[Data items]
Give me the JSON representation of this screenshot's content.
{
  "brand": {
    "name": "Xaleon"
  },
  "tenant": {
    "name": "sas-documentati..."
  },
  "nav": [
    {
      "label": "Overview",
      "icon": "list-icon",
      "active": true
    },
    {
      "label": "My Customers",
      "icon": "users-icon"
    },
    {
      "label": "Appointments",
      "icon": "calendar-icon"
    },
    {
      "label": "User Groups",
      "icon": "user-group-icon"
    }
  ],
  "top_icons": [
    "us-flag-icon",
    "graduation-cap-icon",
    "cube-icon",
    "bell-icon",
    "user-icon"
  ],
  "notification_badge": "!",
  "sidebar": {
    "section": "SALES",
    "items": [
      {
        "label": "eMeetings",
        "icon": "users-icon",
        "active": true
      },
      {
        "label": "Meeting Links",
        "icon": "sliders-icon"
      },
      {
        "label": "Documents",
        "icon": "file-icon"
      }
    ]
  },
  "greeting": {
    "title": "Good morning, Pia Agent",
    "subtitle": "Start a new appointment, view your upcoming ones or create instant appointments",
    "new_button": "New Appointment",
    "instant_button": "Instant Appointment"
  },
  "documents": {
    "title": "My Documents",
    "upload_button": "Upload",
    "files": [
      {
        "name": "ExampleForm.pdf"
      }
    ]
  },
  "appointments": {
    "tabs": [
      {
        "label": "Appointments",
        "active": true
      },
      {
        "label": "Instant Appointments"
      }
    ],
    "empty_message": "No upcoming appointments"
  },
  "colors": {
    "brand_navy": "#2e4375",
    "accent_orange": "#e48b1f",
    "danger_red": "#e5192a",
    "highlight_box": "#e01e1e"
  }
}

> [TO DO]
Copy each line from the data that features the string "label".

> [WRITTEN RESPONSE]
      "label": "Overview",
      "label": "My Customers",
      "label": "Appointments",
      "label": "User Groups",
        "label": "eMeetings",
        "label": "Meeting Links",
        "label": "Documents",
        "label": "Appointments",
        "label": "Instant Appointments"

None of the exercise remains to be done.